Why Does Anyone Offer Free WordPress Hosting in the First Place?
If you’re a Heinlein fan, you know that “there ain’t no such thing as a free lunch”. So why do businesses offer free WordPress hosting in the first place? What’s the “catch”?
After having looked at a bunch of different free WordPress hosts, the overriding commonality seems to be that they use free hosting as a marketing strategy to drive you towards their paid plans.
They use the free plan to attract you to their service, but then they apply strict limits and include lots of upsells to get you to upgrade your free service to a paid plan.
But even if you can stay within those limits and resist the siren song of aggressive upsell offers, using free WordPress hosting is not a good decision most of the time. Here’s why:
Nine Reasons Why You Shouldn’t Rely on Free WordPress Hosting for a Serious Website
1. Your Site Will Load Super Slow
If you’re building a serious website, it’s important that your site loads quickly. There are all kinds of data and reasons to want a quick-loading website. For example:
So how bad is it compared to a paid WordPress host?
Well, I signed up for a popular free WordPress host (Byet) to test its performance and it was frustrating to even perform actions in the WordPress dashboard because everything was so slow.
In fact, when I tried to import a theme’s demo content to test the hosting performance, the import process kept timing out because the connection was too slow.
In the end, I had to resort to testing just the default Twenty Twenty theme, which had a median load time of 2.681 s:
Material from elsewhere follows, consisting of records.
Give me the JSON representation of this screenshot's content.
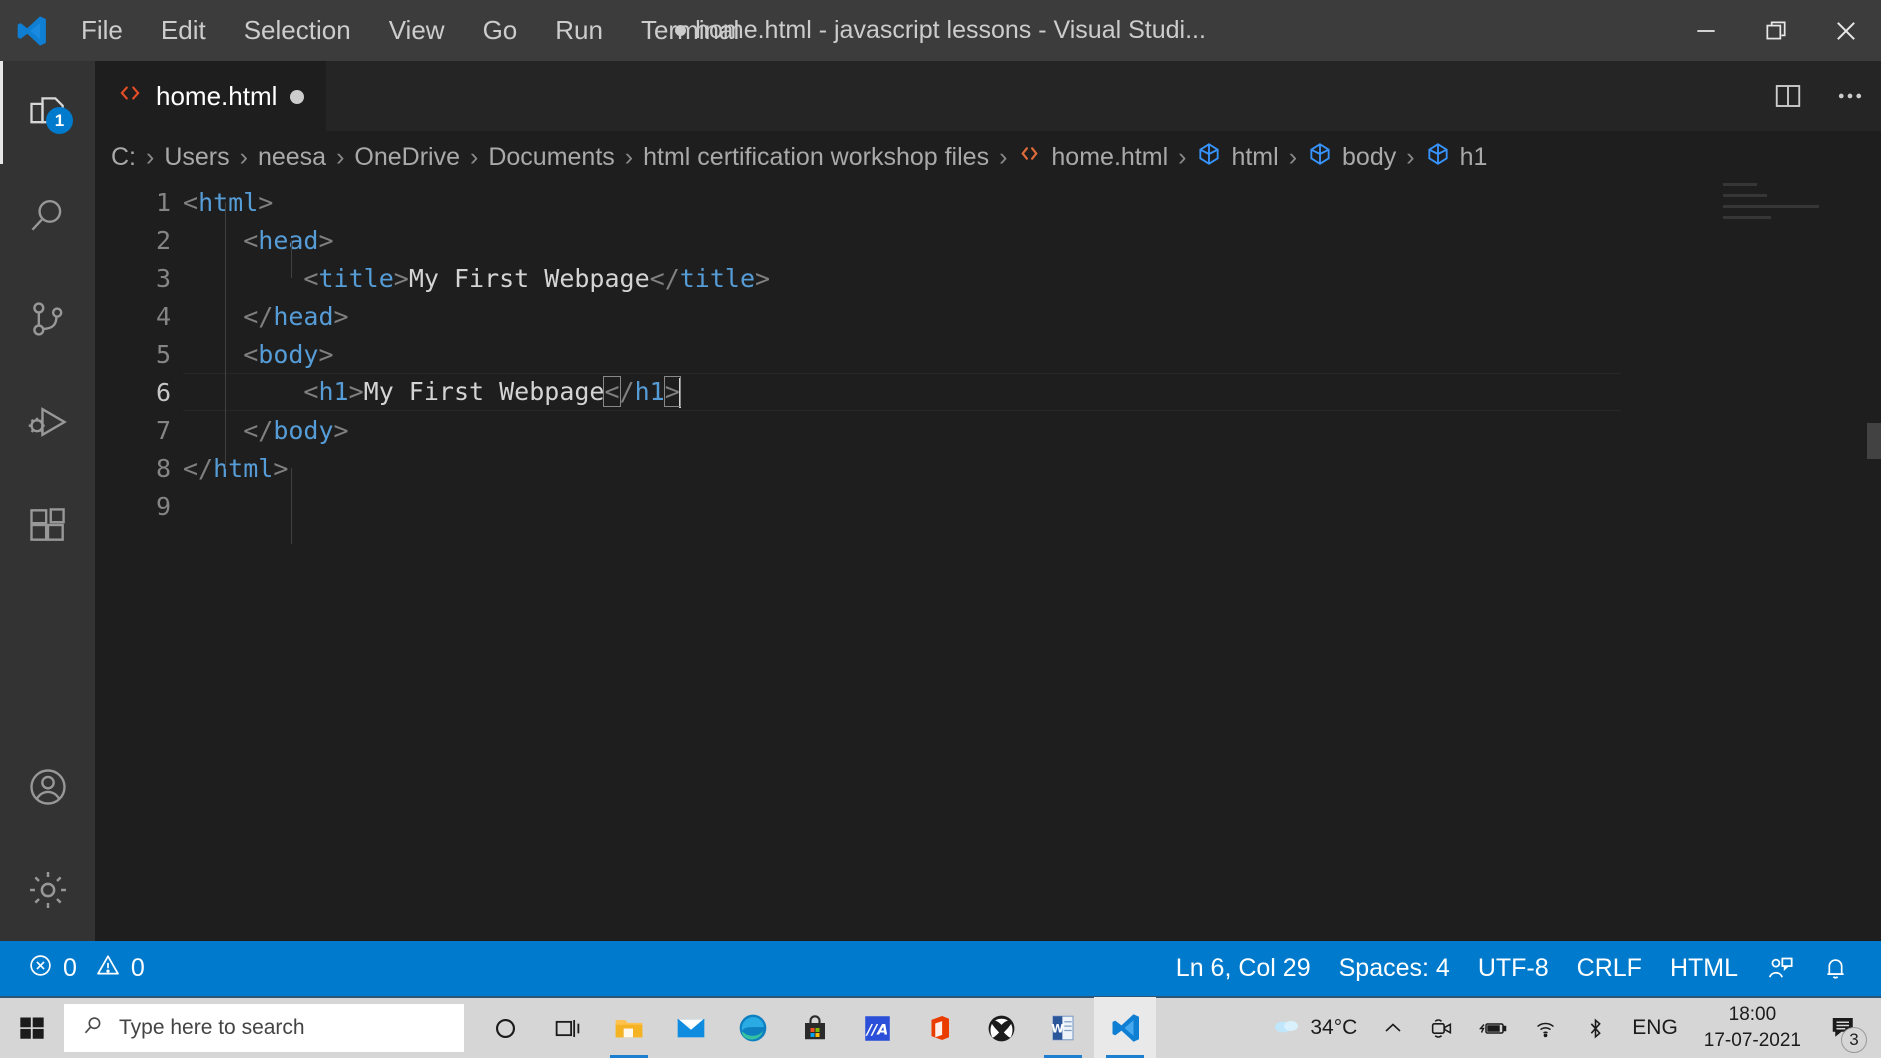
{
  "titlebar": {
    "logo_icon": "vscode-logo-icon",
    "menus": [
      "File",
      "Edit",
      "Selection",
      "View",
      "Go",
      "Run",
      "Terminal"
    ],
    "title": "home.html - javascript lessons - Visual Studi...",
    "dirty_indicator": "●",
    "window_controls": {
      "minimize": "minimize-icon",
      "restore": "restore-icon",
      "close": "close-icon"
    }
  },
  "activitybar": {
    "items": [
      {
        "name": "explorer",
        "icon": "files-icon",
        "badge": "1",
        "active": true
      },
      {
        "name": "search",
        "icon": "search-icon",
        "badge": "",
        "active": false
      },
      {
        "name": "source-control",
        "icon": "source-control-icon",
        "badge": "",
        "active": false
      },
      {
        "name": "run-and-debug",
        "icon": "run-debug-icon",
        "badge": "",
        "active": false
      },
      {
        "name": "extensions",
        "icon": "extensions-icon",
        "badge": "",
        "active": false
      },
      {
        "name": "accounts",
        "icon": "account-icon",
        "badge": "",
        "active": false
      },
      {
        "name": "manage",
        "icon": "gear-icon",
        "badge": "",
        "active": false
      }
    ]
  },
  "editor": {
    "tab": {
      "label": "home.html",
      "icon": "html-file-icon",
      "dirty": true
    },
    "tab_actions": [
      {
        "name": "split-editor",
        "icon": "split-editor-icon"
      },
      {
        "name": "more-actions",
        "icon": "ellipsis-icon"
      }
    ],
    "breadcrumbs": [
      {
        "label": "C:",
        "icon": ""
      },
      {
        "label": "Users",
        "icon": ""
      },
      {
        "label": "neesa",
        "icon": ""
      },
      {
        "label": "OneDrive",
        "icon": ""
      },
      {
        "label": "Documents",
        "icon": ""
      },
      {
        "label": "html certification workshop files",
        "icon": ""
      },
      {
        "label": "home.html",
        "icon": "html-tag-icon"
      },
      {
        "label": "html",
        "icon": "symbol-field-icon"
      },
      {
        "label": "body",
        "icon": "symbol-field-icon"
      },
      {
        "label": "h1",
        "icon": "symbol-field-icon"
      }
    ],
    "separator": "›",
    "lines": [
      {
        "num": "1",
        "indent": 0,
        "tokens": [
          {
            "t": "<",
            "c": "punct"
          },
          {
            "t": "html",
            "c": "tag"
          },
          {
            "t": ">",
            "c": "punct"
          }
        ]
      },
      {
        "num": "2",
        "indent": 1,
        "tokens": [
          {
            "t": "<",
            "c": "punct"
          },
          {
            "t": "head",
            "c": "tag"
          },
          {
            "t": ">",
            "c": "punct"
          }
        ]
      },
      {
        "num": "3",
        "indent": 2,
        "tokens": [
          {
            "t": "<",
            "c": "punct"
          },
          {
            "t": "title",
            "c": "tag"
          },
          {
            "t": ">",
            "c": "punct"
          },
          {
            "t": "My First Webpage",
            "c": "text"
          },
          {
            "t": "</",
            "c": "punct"
          },
          {
            "t": "title",
            "c": "tag"
          },
          {
            "t": ">",
            "c": "punct"
          }
        ]
      },
      {
        "num": "4",
        "indent": 1,
        "tokens": [
          {
            "t": "</",
            "c": "punct"
          },
          {
            "t": "head",
            "c": "tag"
          },
          {
            "t": ">",
            "c": "punct"
          }
        ]
      },
      {
        "num": "5",
        "indent": 1,
        "tokens": [
          {
            "t": "<",
            "c": "punct"
          },
          {
            "t": "body",
            "c": "tag"
          },
          {
            "t": ">",
            "c": "punct"
          }
        ]
      },
      {
        "num": "6",
        "indent": 2,
        "current": true,
        "tokens": [
          {
            "t": "<",
            "c": "punct"
          },
          {
            "t": "h1",
            "c": "tag"
          },
          {
            "t": ">",
            "c": "punct"
          },
          {
            "t": "My First Webpage",
            "c": "text"
          },
          {
            "t": "<",
            "c": "punct",
            "bracket": true
          },
          {
            "t": "/",
            "c": "punct"
          },
          {
            "t": "h1",
            "c": "tag"
          },
          {
            "t": ">",
            "c": "punct",
            "bracket": true
          },
          {
            "t": "",
            "c": "cursor"
          }
        ]
      },
      {
        "num": "7",
        "indent": 1,
        "tokens": [
          {
            "t": "</",
            "c": "punct"
          },
          {
            "t": "body",
            "c": "tag"
          },
          {
            "t": ">",
            "c": "punct"
          }
        ]
      },
      {
        "num": "8",
        "indent": 0,
        "tokens": [
          {
            "t": "</",
            "c": "punct"
          },
          {
            "t": "html",
            "c": "tag"
          },
          {
            "t": ">",
            "c": "punct"
          }
        ]
      },
      {
        "num": "9",
        "indent": 0,
        "tokens": []
      }
    ]
  },
  "statusbar": {
    "errors": {
      "icon": "error-icon",
      "count": "0"
    },
    "warnings": {
      "icon": "warning-icon",
      "count": "0"
    },
    "cursor_position": "Ln 6, Col 29",
    "indentation": "Spaces: 4",
    "encoding": "UTF-8",
    "eol": "CRLF",
    "language": "HTML",
    "feedback_icon": "feedback-icon",
    "notifications_icon": "bell-icon",
    "background": "#007acc"
  },
  "taskbar": {
    "start_icon": "windows-start-icon",
    "search_placeholder": "Type here to search",
    "search_icon": "search-icon",
    "pinned": [
      {
        "name": "cortana",
        "icon": "cortana-icon"
      },
      {
        "name": "task-view",
        "icon": "task-view-icon"
      },
      {
        "name": "file-explorer",
        "icon": "file-explorer-icon",
        "running": true
      },
      {
        "name": "mail",
        "icon": "mail-icon"
      },
      {
        "name": "microsoft-edge",
        "icon": "edge-icon"
      },
      {
        "name": "microsoft-store",
        "icon": "store-icon"
      },
      {
        "name": "blue-app",
        "icon": "blue-app-icon"
      },
      {
        "name": "microsoft-office",
        "icon": "office-icon"
      },
      {
        "name": "xbox",
        "icon": "xbox-icon"
      },
      {
        "name": "microsoft-word",
        "icon": "word-icon",
        "running": true
      },
      {
        "name": "visual-studio-code",
        "icon": "vscode-icon",
        "running": true,
        "active": true
      }
    ],
    "tray": {
      "weather_icon": "cloud-icon",
      "weather_temp": "34°C",
      "show_hidden_icon": "chevron-up-icon",
      "meet_now_icon": "meet-now-icon",
      "battery_icon": "battery-charging-icon",
      "network_icon": "wifi-icon",
      "bluetooth_icon": "bluetooth-icon",
      "language": "ENG",
      "time": "18:00",
      "date": "17-07-2021",
      "notifications_icon": "action-center-icon",
      "notifications_count": "3"
    }
  }
}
This article was written by Colin Newcomer and originally published on WinningWP.